Actual, Budgeted, and Standard Costs

By Consumer Dummies

The actual costs a business incurs may differ (though hopefully not too unfavorably) from its budgeted and standard costs. Remember that cost distinctions help managers better appreciate the cost figures that accountants attach to products that are manufactured or purchased by the business.

  • Actual costs: Costs based on actual transactions and operations during the period just ended, or going back to earlier periods. Financial statement accounting is mainly (though not entirely) based on a business’s actual transactions and operations; the basic approach to determining annual profit is to record the financial effects of actual transactions and allocate the historical costs to the periods benefited by the costs.

    But keep in mind that accountants can use more than one method for recording actual costs. Your actual cost may be a little (or a lot) different than my actual cost. For instance, a business selling products can chose to use the First-in, First-out method (FIFO), or the Last-in, First-out method (LIFO). The resulting numbers for cost of goods sold expense and inventory cost can be quite different.

  • Budgeted costs: Future costs, for transactions and operations expected to take place over the coming period, based on forecasts and established goals. Fixed costs are budgeted differently than variable costs. For example, if sales volume is forecast to increase by 10 percent, variable costs will definitely increase accordingly, but fixed costs may or may not need to be increased to accommodate the volume increase.

  • Standard costs: Costs, primarily in the area of manufacturing, that are carefully engineered based on detailed analysis of operations and forecast costs for each component or step in an operation. Developing standard costs for variable production costs is relatively straightforward because most are direct costs. In contrast, most fixed costs are indirect, and standard costs for fixed costs are necessarily based on more arbitrary methods.

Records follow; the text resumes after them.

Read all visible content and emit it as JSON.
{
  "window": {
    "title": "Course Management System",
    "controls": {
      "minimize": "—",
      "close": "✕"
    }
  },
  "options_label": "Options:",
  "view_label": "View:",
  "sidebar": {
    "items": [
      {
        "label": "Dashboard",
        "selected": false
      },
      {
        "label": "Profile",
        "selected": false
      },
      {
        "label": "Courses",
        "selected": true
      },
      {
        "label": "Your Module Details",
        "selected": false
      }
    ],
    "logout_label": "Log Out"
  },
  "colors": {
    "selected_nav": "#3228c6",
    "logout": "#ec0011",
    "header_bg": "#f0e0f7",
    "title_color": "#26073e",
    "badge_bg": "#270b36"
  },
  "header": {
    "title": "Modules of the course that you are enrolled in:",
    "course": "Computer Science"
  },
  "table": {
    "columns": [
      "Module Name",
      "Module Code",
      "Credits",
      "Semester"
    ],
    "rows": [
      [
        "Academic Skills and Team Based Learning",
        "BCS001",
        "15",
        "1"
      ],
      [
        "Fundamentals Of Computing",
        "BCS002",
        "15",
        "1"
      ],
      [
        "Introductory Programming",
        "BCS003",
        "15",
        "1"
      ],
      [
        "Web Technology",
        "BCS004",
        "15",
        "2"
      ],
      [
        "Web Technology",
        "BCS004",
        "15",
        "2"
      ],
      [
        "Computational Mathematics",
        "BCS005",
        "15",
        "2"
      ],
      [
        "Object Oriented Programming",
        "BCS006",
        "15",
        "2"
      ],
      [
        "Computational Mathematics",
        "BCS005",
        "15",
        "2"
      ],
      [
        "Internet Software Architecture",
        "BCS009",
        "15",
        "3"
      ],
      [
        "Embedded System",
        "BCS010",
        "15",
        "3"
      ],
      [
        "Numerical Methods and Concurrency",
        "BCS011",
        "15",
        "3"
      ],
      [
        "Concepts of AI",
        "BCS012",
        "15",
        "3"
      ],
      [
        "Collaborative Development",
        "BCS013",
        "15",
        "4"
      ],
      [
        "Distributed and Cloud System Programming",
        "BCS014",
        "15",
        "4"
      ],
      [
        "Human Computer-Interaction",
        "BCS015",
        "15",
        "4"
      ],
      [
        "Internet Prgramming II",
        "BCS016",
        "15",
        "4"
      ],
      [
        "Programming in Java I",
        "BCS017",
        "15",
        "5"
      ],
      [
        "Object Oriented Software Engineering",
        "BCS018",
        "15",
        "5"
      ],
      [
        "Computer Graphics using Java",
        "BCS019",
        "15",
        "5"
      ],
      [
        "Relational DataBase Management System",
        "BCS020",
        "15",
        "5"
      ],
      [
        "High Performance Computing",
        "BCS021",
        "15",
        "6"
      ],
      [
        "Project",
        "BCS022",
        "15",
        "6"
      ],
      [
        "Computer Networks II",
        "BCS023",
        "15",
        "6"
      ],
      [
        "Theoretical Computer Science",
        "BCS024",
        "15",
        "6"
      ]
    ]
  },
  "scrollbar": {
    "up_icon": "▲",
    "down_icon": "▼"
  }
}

    Some variable costs are indirect and have to be allocated to specific products in order to come up with a full (total) standard cost of the product.